▸ **Task brief**
Each record that follows goes into your reply unchanged; the pictures do not.

╭─ Available data

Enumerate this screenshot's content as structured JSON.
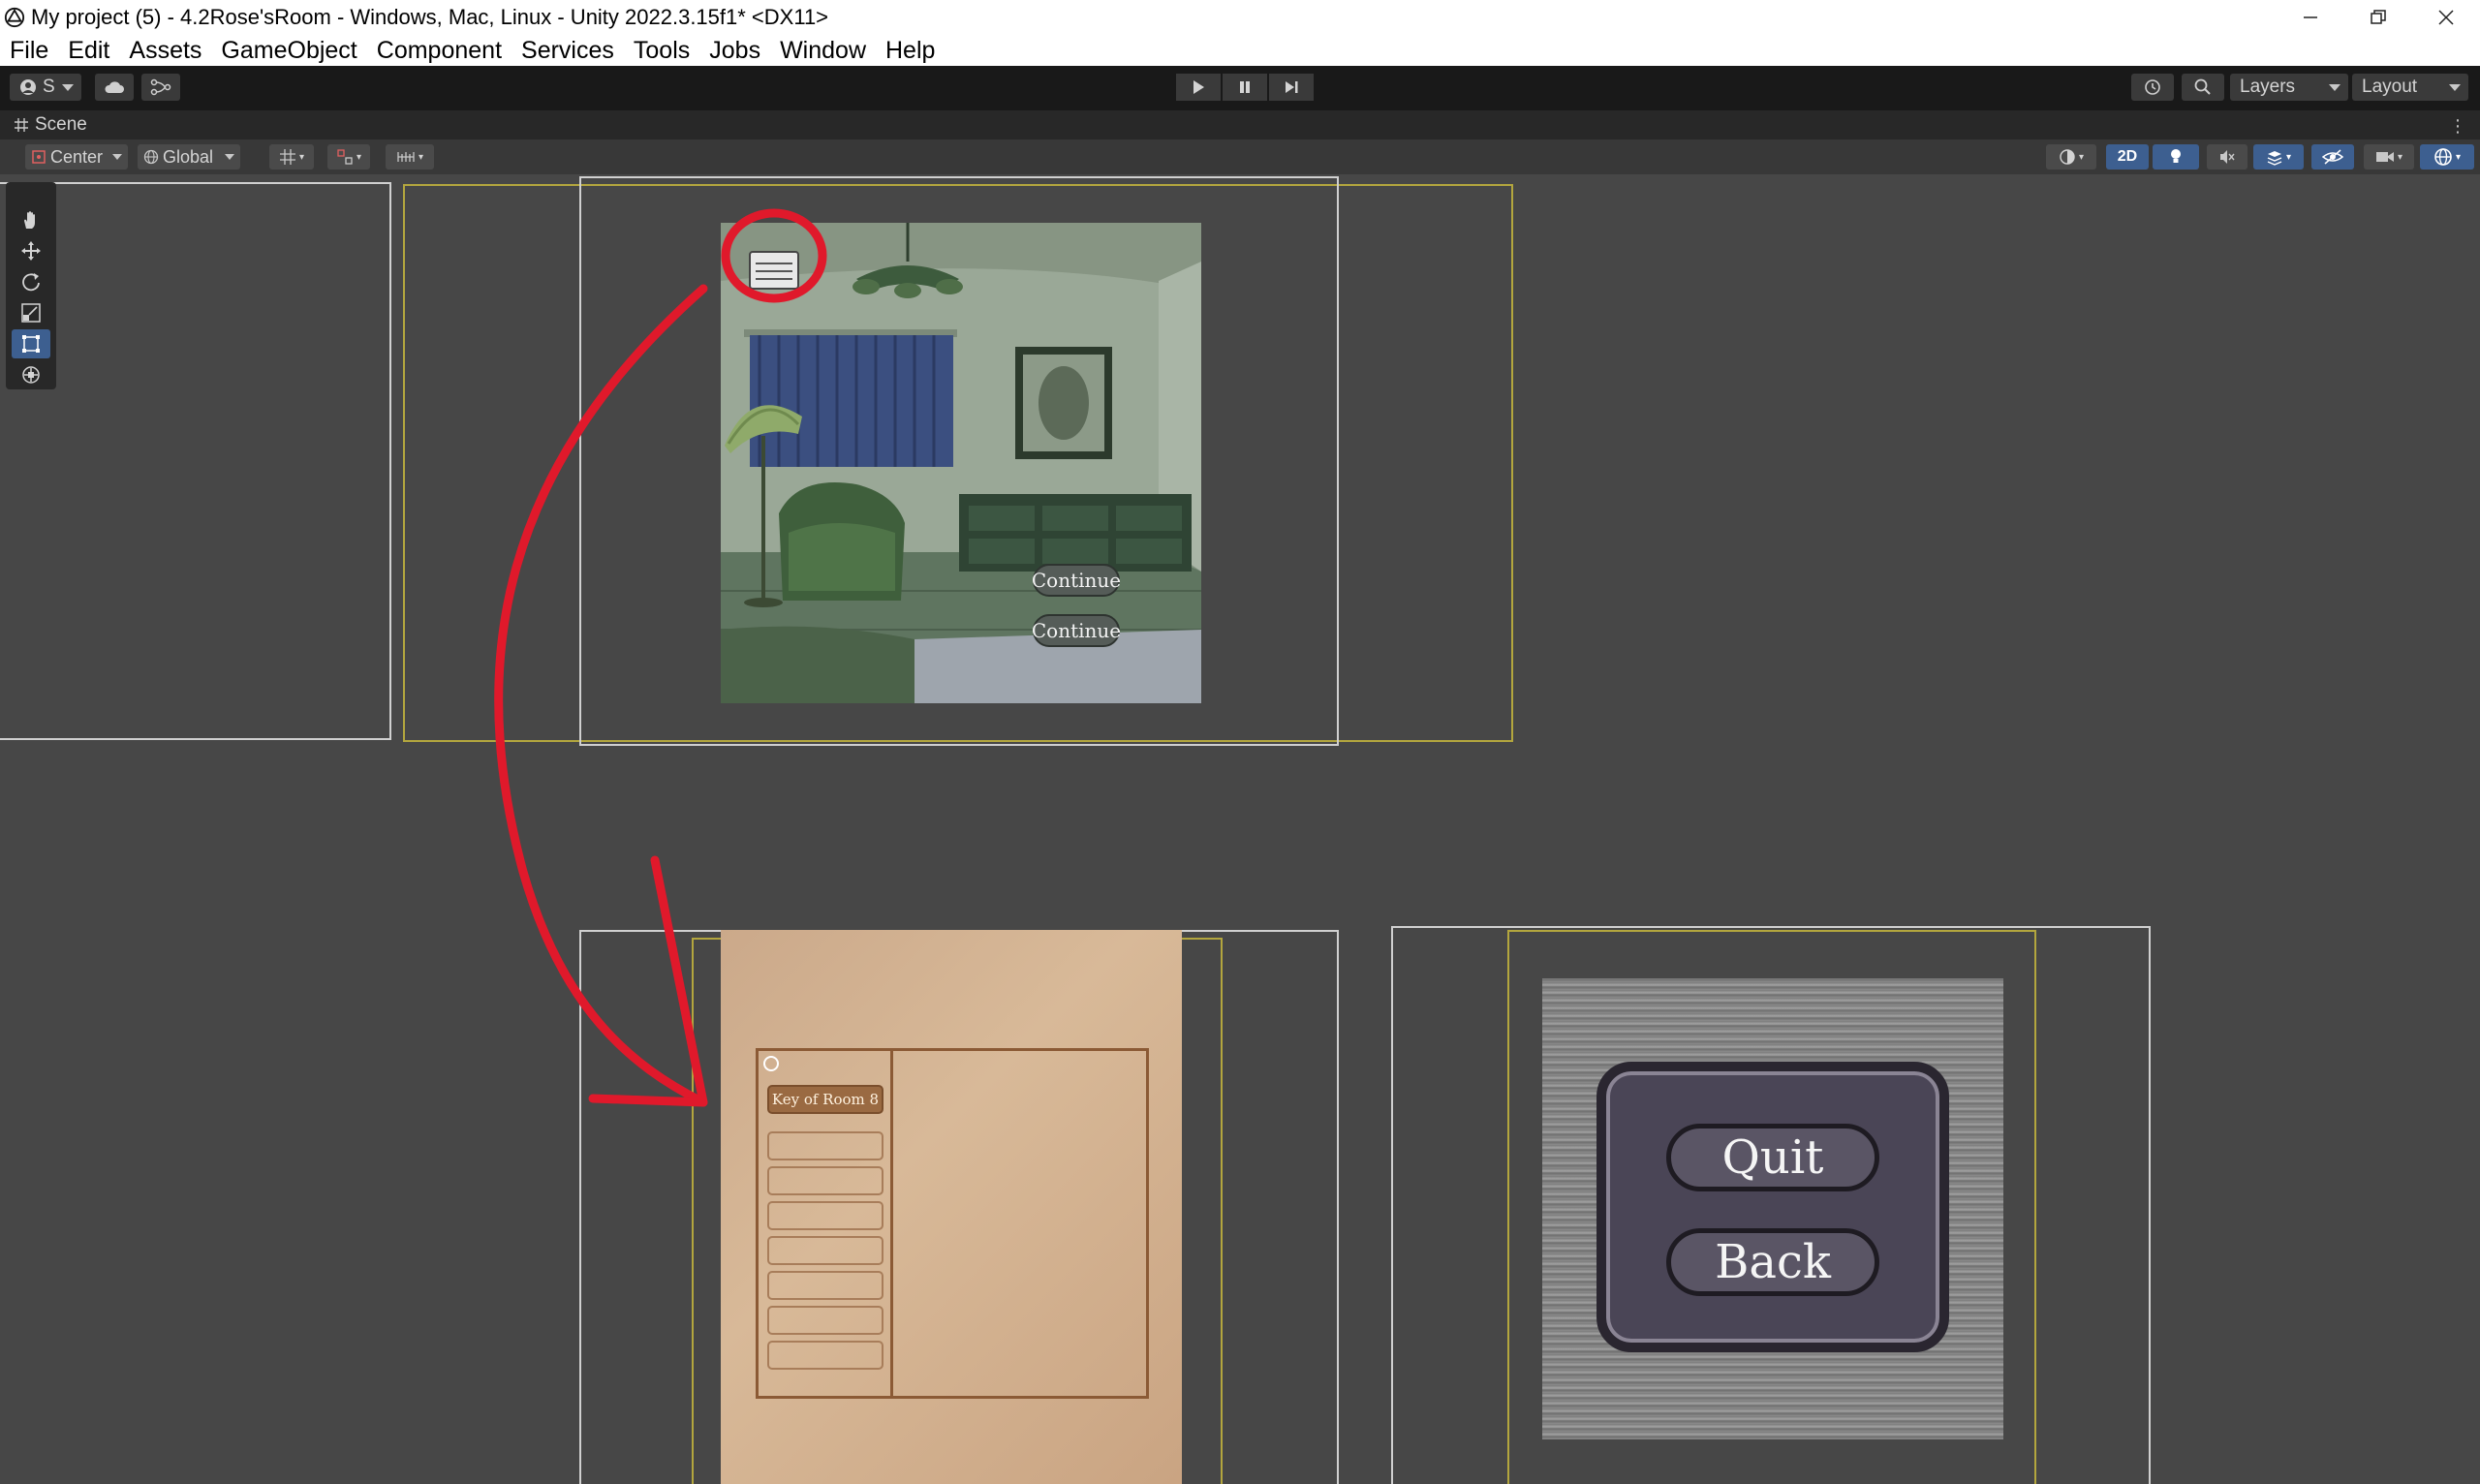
{
  "window": {
    "title": "My project (5) - 4.2Rose'sRoom - Windows, Mac, Linux - Unity 2022.3.15f1* <DX11>"
  },
  "menu": [
    "File",
    "Edit",
    "Assets",
    "GameObject",
    "Component",
    "Services",
    "Tools",
    "Jobs",
    "Window",
    "Help"
  ],
  "toolbar": {
    "account_label": "S",
    "layers_label": "Layers",
    "layout_label": "Layout"
  },
  "scene": {
    "tab_label": "Scene",
    "pivot_label": "Center",
    "space_label": "Global",
    "mode_2d_label": "2D"
  },
  "room": {
    "continue_1": "Continue",
    "continue_2": "Continue"
  },
  "journal": {
    "item_1": "Key of Room 8"
  },
  "pause_menu": {
    "quit_label": "Quit",
    "back_label": "Back"
  },
  "colors": {
    "accent_blue": "#3d5f90",
    "annotation_red": "#e0192b",
    "canvas_yellow": "#b3a63e"
  }
}
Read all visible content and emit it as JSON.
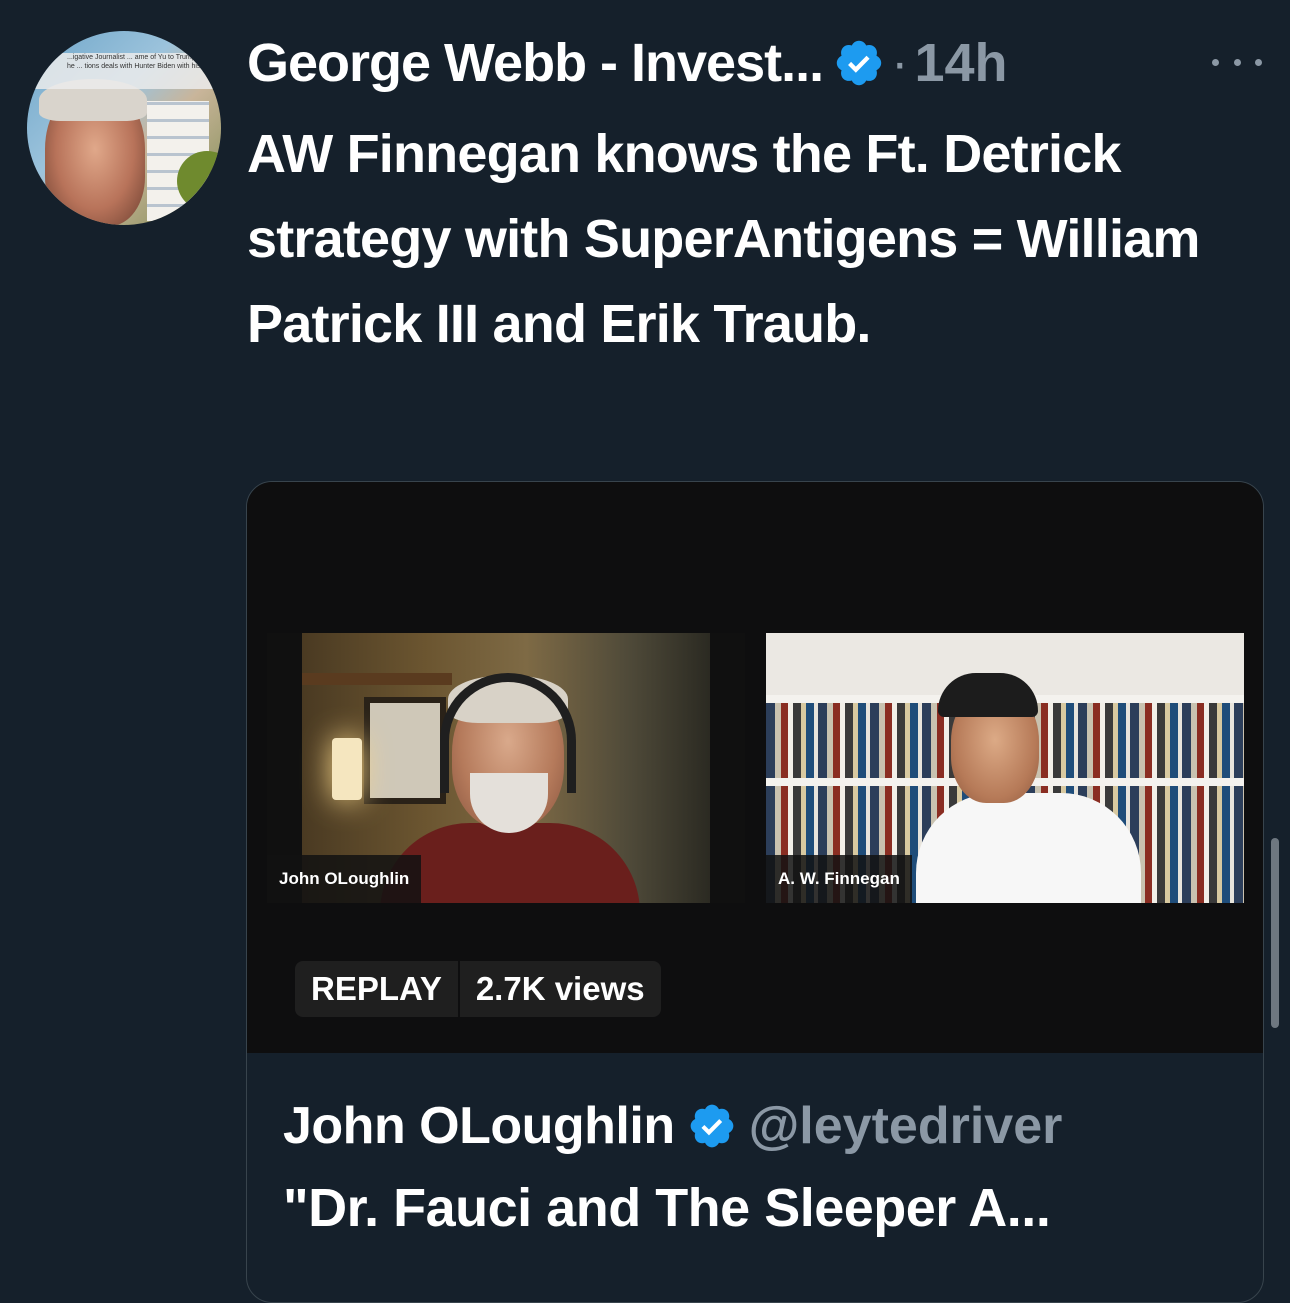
{
  "tweet": {
    "author_name": "George Webb - Invest...",
    "separator": "·",
    "time": "14h",
    "text": "AW Finnegan knows the Ft. Detrick strategy with SuperAntigens = William Patrick III and Erik Traub.",
    "avatar_banner": "...igative Journalist ... ame of Yu to Trump? Didn't he ... tions deals with Hunter Biden with his ..."
  },
  "card": {
    "participants": [
      {
        "name": "John OLoughlin"
      },
      {
        "name": "A. W. Finnegan"
      }
    ],
    "replay_label": "REPLAY",
    "views": "2.7K views",
    "author_name": "John OLoughlin",
    "handle": "@leytedriver",
    "title": "\"Dr. Fauci and The Sleeper A..."
  },
  "colors": {
    "background": "#15202b",
    "text_primary": "#ffffff",
    "text_secondary": "#8b98a5",
    "verified_blue": "#1d9bf0",
    "card_border": "#38444d",
    "video_bg": "#0e0e0f"
  },
  "icons": {
    "verified": "verified-badge-icon",
    "more": "more-horizontal-icon"
  }
}
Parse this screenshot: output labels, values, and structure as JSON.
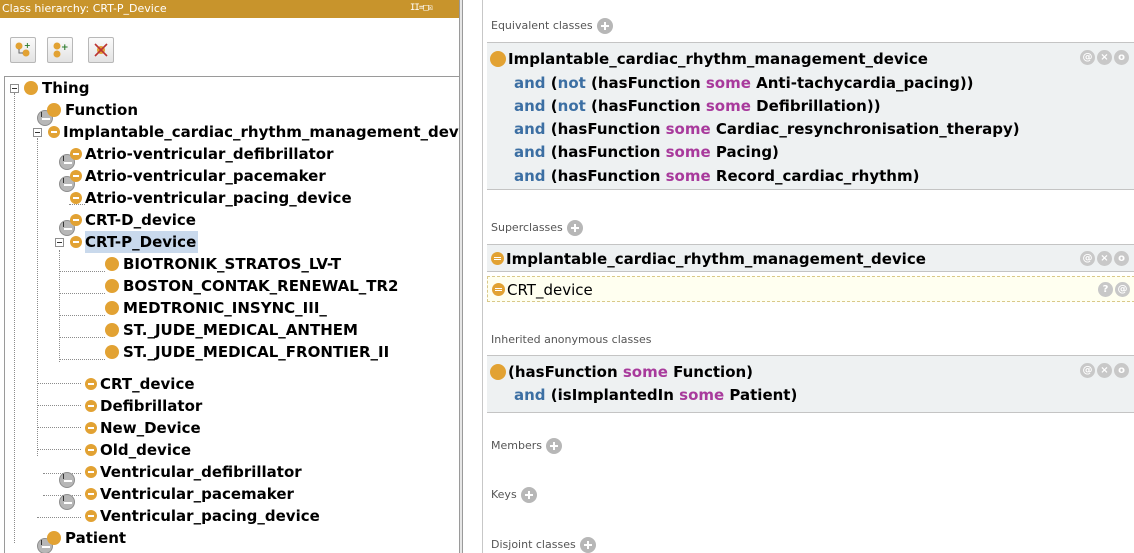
{
  "left_panel": {
    "title": "Class hierarchy: CRT-P_Device",
    "window_controls": "II=□☒",
    "toolbar": [
      {
        "name": "add-subclass-button",
        "icon": "add-subclass-icon"
      },
      {
        "name": "add-sibling-button",
        "icon": "add-sibling-icon"
      },
      {
        "name": "delete-class-button",
        "icon": "delete-class-icon"
      }
    ],
    "tree": [
      {
        "label": "Thing",
        "level": 0
      },
      {
        "label": "Function",
        "level": 1
      },
      {
        "label": "Implantable_cardiac_rhythm_management_device",
        "level": 1
      },
      {
        "label": "Atrio-ventricular_defibrillator",
        "level": 2
      },
      {
        "label": "Atrio-ventricular_pacemaker",
        "level": 2
      },
      {
        "label": "Atrio-ventricular_pacing_device",
        "level": 2
      },
      {
        "label": "CRT-D_device",
        "level": 2
      },
      {
        "label": "CRT-P_Device",
        "level": 2,
        "selected": true
      },
      {
        "label": "BIOTRONIK_STRATOS_LV-T",
        "level": 3
      },
      {
        "label": "BOSTON_CONTAK_RENEWAL_TR2",
        "level": 3
      },
      {
        "label": "MEDTRONIC_INSYNC_III_",
        "level": 3
      },
      {
        "label": "ST._JUDE_MEDICAL_ANTHEM",
        "level": 3
      },
      {
        "label": "ST._JUDE_MEDICAL_FRONTIER_II",
        "level": 3
      },
      {
        "label": "CRT_device",
        "level": 2
      },
      {
        "label": "Defibrillator",
        "level": 2
      },
      {
        "label": "New_Device",
        "level": 2
      },
      {
        "label": "Old_device",
        "level": 2
      },
      {
        "label": "Ventricular_defibrillator",
        "level": 2
      },
      {
        "label": "Ventricular_pacemaker",
        "level": 2
      },
      {
        "label": "Ventricular_pacing_device",
        "level": 2
      },
      {
        "label": "Patient",
        "level": 1
      }
    ]
  },
  "right_panel": {
    "sections": {
      "equivalent": "Equivalent classes",
      "superclasses": "Superclasses",
      "inherited": "Inherited anonymous classes",
      "members": "Members",
      "keys": "Keys",
      "disjoint": "Disjoint classes"
    },
    "equivalent_expr": {
      "head": "Implantable_cardiac_rhythm_management_device",
      "lines": [
        {
          "and": "and",
          "open": "(",
          "not": "not",
          "rest1": " (hasFunction ",
          "kw": "some",
          "rest2": " Anti-tachycardia_pacing))"
        },
        {
          "and": "and",
          "open": "(",
          "not": "not",
          "rest1": " (hasFunction ",
          "kw": "some",
          "rest2": " Defibrillation))"
        },
        {
          "and": "and",
          "rest1": " (hasFunction ",
          "kw": "some",
          "rest2": " Cardiac_resynchronisation_therapy)"
        },
        {
          "and": "and",
          "rest1": " (hasFunction ",
          "kw": "some",
          "rest2": " Pacing)"
        },
        {
          "and": "and",
          "rest1": " (hasFunction ",
          "kw": "some",
          "rest2": " Record_cardiac_rhythm)"
        }
      ]
    },
    "superclasses": [
      "Implantable_cardiac_rhythm_management_device",
      "CRT_device"
    ],
    "inherited": {
      "line1": {
        "pre": "(hasFunction ",
        "kw": "some",
        "post": " Function)"
      },
      "line2": {
        "and": "and",
        "pre": " (isImplantedIn ",
        "kw": "some",
        "post": " Patient)"
      }
    },
    "row_icons": {
      "annotate": "@",
      "remove": "×",
      "edit": "o",
      "explain": "?"
    }
  },
  "colors": {
    "title_bar": "#c8942c",
    "class_dot": "#e2a233",
    "keyword_and": "#3c6fa3",
    "keyword_some": "#a83a9c",
    "selection": "#c9d9ec"
  }
}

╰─

▸ **The completed task**
Enumerate this screenshot's content as structured JSON.
{
  "window": {
    "title": "My project (5) - 4.2Rose'sRoom - Windows, Mac, Linux - Unity 2022.3.15f1* <DX11>"
  },
  "menu": [
    "File",
    "Edit",
    "Assets",
    "GameObject",
    "Component",
    "Services",
    "Tools",
    "Jobs",
    "Window",
    "Help"
  ],
  "toolbar": {
    "account_label": "S",
    "layers_label": "Layers",
    "layout_label": "Layout"
  },
  "scene": {
    "tab_label": "Scene",
    "pivot_label": "Center",
    "space_label": "Global",
    "mode_2d_label": "2D"
  },
  "room": {
    "continue_1": "Continue",
    "continue_2": "Continue"
  },
  "journal": {
    "item_1": "Key of Room 8"
  },
  "pause_menu": {
    "quit_label": "Quit",
    "back_label": "Back"
  },
  "colors": {
    "accent_blue": "#3d5f90",
    "annotation_red": "#e0192b",
    "canvas_yellow": "#b3a63e"
  }
}
Read all visible content and emit it as JSON.
{
  "tweet": {
    "author_name": "George Webb - Invest...",
    "separator": "·",
    "time": "14h",
    "text": "AW Finnegan knows the Ft. Detrick strategy with SuperAntigens = William Patrick III and Erik Traub.",
    "avatar_banner": "...igative Journalist ... ame of Yu to Trump? Didn't he ... tions deals with Hunter Biden with his ..."
  },
  "card": {
    "participants": [
      {
        "name": "John OLoughlin"
      },
      {
        "name": "A. W. Finnegan"
      }
    ],
    "replay_label": "REPLAY",
    "views": "2.7K views",
    "author_name": "John OLoughlin",
    "handle": "@leytedriver",
    "title": "\"Dr. Fauci and The Sleeper A..."
  },
  "colors": {
    "background": "#15202b",
    "text_primary": "#ffffff",
    "text_secondary": "#8b98a5",
    "verified_blue": "#1d9bf0",
    "card_border": "#38444d",
    "video_bg": "#0e0e0f"
  },
  "icons": {
    "verified": "verified-badge-icon",
    "more": "more-horizontal-icon"
  }
}
Parse this screenshot: output labels, values, and structure as JSON.
{
  "left_panel": {
    "title": "Class hierarchy: CRT-P_Device",
    "window_controls": "II=□☒",
    "toolbar": [
      {
        "name": "add-subclass-button",
        "icon": "add-subclass-icon"
      },
      {
        "name": "add-sibling-button",
        "icon": "add-sibling-icon"
      },
      {
        "name": "delete-class-button",
        "icon": "delete-class-icon"
      }
    ],
    "tree": [
      {
        "label": "Thing",
        "level": 0
      },
      {
        "label": "Function",
        "level": 1
      },
      {
        "label": "Implantable_cardiac_rhythm_management_device",
        "level": 1
      },
      {
        "label": "Atrio-ventricular_defibrillator",
        "level": 2
      },
      {
        "label": "Atrio-ventricular_pacemaker",
        "level": 2
      },
      {
        "label": "Atrio-ventricular_pacing_device",
        "level": 2
      },
      {
        "label": "CRT-D_device",
        "level": 2
      },
      {
        "label": "CRT-P_Device",
        "level": 2,
        "selected": true
      },
      {
        "label": "BIOTRONIK_STRATOS_LV-T",
        "level": 3
      },
      {
        "label": "BOSTON_CONTAK_RENEWAL_TR2",
        "level": 3
      },
      {
        "label": "MEDTRONIC_INSYNC_III_",
        "level": 3
      },
      {
        "label": "ST._JUDE_MEDICAL_ANTHEM",
        "level": 3
      },
      {
        "label": "ST._JUDE_MEDICAL_FRONTIER_II",
        "level": 3
      },
      {
        "label": "CRT_device",
        "level": 2
      },
      {
        "label": "Defibrillator",
        "level": 2
      },
      {
        "label": "New_Device",
        "level": 2
      },
      {
        "label": "Old_device",
        "level": 2
      },
      {
        "label": "Ventricular_defibrillator",
        "level": 2
      },
      {
        "label": "Ventricular_pacemaker",
        "level": 2
      },
      {
        "label": "Ventricular_pacing_device",
        "level": 2
      },
      {
        "label": "Patient",
        "level": 1
      }
    ]
  },
  "right_panel": {
    "sections": {
      "equivalent": "Equivalent classes",
      "superclasses": "Superclasses",
      "inherited": "Inherited anonymous classes",
      "members": "Members",
      "keys": "Keys",
      "disjoint": "Disjoint classes"
    },
    "equivalent_expr": {
      "head": "Implantable_cardiac_rhythm_management_device",
      "lines": [
        {
          "and": "and",
          "open": "(",
          "not": "not",
          "rest1": " (hasFunction ",
          "kw": "some",
          "rest2": " Anti-tachycardia_pacing))"
        },
        {
          "and": "and",
          "open": "(",
          "not": "not",
          "rest1": " (hasFunction ",
          "kw": "some",
          "rest2": " Defibrillation))"
        },
        {
          "and": "and",
          "rest1": " (hasFunction ",
          "kw": "some",
          "rest2": " Cardiac_resynchronisation_therapy)"
        },
        {
          "and": "and",
          "rest1": " (hasFunction ",
          "kw": "some",
          "rest2": " Pacing)"
        },
        {
          "and": "and",
          "rest1": " (hasFunction ",
          "kw": "some",
          "rest2": " Record_cardiac_rhythm)"
        }
      ]
    },
    "superclasses": [
      "Implantable_cardiac_rhythm_management_device",
      "CRT_device"
    ],
    "inherited": {
      "line1": {
        "pre": "(hasFunction ",
        "kw": "some",
        "post": " Function)"
      },
      "line2": {
        "and": "and",
        "pre": " (isImplantedIn ",
        "kw": "some",
        "post": " Patient)"
      }
    },
    "row_icons": {
      "annotate": "@",
      "remove": "×",
      "edit": "o",
      "explain": "?"
    }
  },
  "colors": {
    "title_bar": "#c8942c",
    "class_dot": "#e2a233",
    "keyword_and": "#3c6fa3",
    "keyword_some": "#a83a9c",
    "selection": "#c9d9ec"
  }
}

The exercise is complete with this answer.